Although the look of SHERLOCK HOLMES captures the grittiness of 1890 London, Downey’s new fangled portrayal of the great detective abandons the traditiona, Victorian-English aspects of Holmes in favor of a brazen, impertinent and abrasively jealous take on the character. Also missing is Holmes’s signature quote, “Elementary my dear Watson.” At least Downey’s English accent was far superior to Kevin Kostner’s Robin Hood Nottingham lilt in ROBIN HOOD: PRINCE OF THIEVES (1991).
However, there is an interestingly novel element of SHERLOCK HOLMES that does derive from the literature but has rarely been fleshed out on screen. Besides being a habitual cocaine user, Conan Doyle’s Holmes was a practitioner of a mystical fighting art that was introduced in “The Adventure of the Empty House,” in which Holmes returns, apparently from the dead, and reveals that he did not go over the Reichenbach Falls with Professor Moriarty at the end of “The Final Problem.” Instead, Holmes escaped the death grip of his arch nemesis by using a self-defense system known as baritsu.

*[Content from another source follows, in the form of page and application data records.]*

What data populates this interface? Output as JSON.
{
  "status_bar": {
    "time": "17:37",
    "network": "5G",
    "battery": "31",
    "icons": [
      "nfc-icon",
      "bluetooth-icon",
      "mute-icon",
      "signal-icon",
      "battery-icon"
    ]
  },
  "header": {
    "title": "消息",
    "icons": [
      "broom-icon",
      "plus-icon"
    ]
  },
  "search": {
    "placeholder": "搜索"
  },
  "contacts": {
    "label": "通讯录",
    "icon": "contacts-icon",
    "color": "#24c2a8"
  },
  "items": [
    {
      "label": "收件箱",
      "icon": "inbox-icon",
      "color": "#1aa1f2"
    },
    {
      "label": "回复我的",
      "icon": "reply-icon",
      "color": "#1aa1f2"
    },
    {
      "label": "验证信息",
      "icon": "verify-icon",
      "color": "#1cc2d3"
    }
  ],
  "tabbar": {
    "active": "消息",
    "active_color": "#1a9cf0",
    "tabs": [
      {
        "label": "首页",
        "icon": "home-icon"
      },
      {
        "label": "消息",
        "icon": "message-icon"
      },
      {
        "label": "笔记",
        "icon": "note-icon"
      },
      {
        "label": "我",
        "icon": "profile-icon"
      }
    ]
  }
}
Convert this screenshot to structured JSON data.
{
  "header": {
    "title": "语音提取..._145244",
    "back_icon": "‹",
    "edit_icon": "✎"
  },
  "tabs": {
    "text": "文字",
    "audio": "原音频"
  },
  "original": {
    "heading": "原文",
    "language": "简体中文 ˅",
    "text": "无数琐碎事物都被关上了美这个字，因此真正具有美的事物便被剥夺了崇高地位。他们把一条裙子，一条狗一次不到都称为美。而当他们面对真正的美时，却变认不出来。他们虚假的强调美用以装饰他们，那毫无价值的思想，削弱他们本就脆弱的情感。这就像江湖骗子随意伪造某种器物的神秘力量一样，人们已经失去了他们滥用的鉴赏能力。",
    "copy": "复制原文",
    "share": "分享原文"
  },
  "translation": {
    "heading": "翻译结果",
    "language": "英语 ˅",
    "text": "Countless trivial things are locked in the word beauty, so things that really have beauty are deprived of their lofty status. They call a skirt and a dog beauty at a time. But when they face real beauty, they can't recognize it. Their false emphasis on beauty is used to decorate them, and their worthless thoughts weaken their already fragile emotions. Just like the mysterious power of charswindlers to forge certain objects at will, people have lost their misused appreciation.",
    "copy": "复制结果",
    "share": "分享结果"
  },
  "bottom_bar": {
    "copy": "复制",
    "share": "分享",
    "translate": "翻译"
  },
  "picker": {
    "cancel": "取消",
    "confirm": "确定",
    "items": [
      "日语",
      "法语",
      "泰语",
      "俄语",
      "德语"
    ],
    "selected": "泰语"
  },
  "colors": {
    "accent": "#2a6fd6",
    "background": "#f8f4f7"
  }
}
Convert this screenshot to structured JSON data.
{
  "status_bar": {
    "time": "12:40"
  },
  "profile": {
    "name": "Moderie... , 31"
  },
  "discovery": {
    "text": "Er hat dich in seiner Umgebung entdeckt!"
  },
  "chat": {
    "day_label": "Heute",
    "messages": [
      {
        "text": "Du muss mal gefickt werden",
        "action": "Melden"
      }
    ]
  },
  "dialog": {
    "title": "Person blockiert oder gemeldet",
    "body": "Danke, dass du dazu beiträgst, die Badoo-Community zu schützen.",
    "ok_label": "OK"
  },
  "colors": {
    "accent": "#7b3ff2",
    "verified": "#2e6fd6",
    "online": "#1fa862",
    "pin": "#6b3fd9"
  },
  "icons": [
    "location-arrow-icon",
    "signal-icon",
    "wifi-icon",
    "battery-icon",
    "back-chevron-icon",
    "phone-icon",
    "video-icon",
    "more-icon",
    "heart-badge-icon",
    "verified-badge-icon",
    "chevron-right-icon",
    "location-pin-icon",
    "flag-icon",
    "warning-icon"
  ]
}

It is interesting how veins of Fant-Asia have circulated into something that is seemingly non-Asian.
In case it may have slipped anyone’s mind, Fant-Asia was the term coined in the early 1990s to describe the genre of Hong Kong martial arts films made during the 1980s up to the mid-‘90s, which uniquely combined elements of sex, fantasy, sci-fi, and horror with high-flying wire work and over-the-top martial arts choreography. Since then, the term has grown to include just about any Asian genre film that has one or more of the aforementioned elements, whether or not it includes martial arts. To paraphrash one of Holmes’ famous sayings, “What is afoot here?” In other words, what is Asian about SHERLOCK HOLMES?
After the fall of the Tokugawa Shogun, Emperor Meiji opened Japan’s door to Western science, technology and military weapons during a period of Japan’s history known as the Meiji Restoration (1868-1912). Baritsu is a martial art created in 1898 by Edward William Barton-Wright, a British engineer who lived in Japan for three years during the Meiji Restoration. Barton-Wright studied jujitsu and upon his return to England presented his knowledge as a new self defense system named partially after his Barton namesake and partially after jujitsu, thus “bartitsu,” later shortened in the press to baritsu by way of a reporter’s misspelling of the art. Apparently, Conan Doyle was so enamored of the fighting art, that he made Holmes a practitioner. Thus, in a sense, very British Holmes contains an element of Asian influence.
Conan-Doyle also subliminally included something rather Asian in his original conception of Holmes, something that could be seen as the foundation for the characteristic calm of the detective’s demeanor. It is rooted and hidden in Conan Doyle’s interest in the mysticism of India, specifically the meditative sound of “ohm.” The Cockney accent of East London would pronounce “Holmes” without the “H,” thereby calling the centered detective “Olmes.” How incredible it is it that Fant-Asia has been alive and well and lurking beneath the facade of Victorian England’s most famous detective since 1887, the year the first Sherlock story A Study in Scarlet was published.
Happy New Year everybody, a new decade of Fant-Asia is arriving.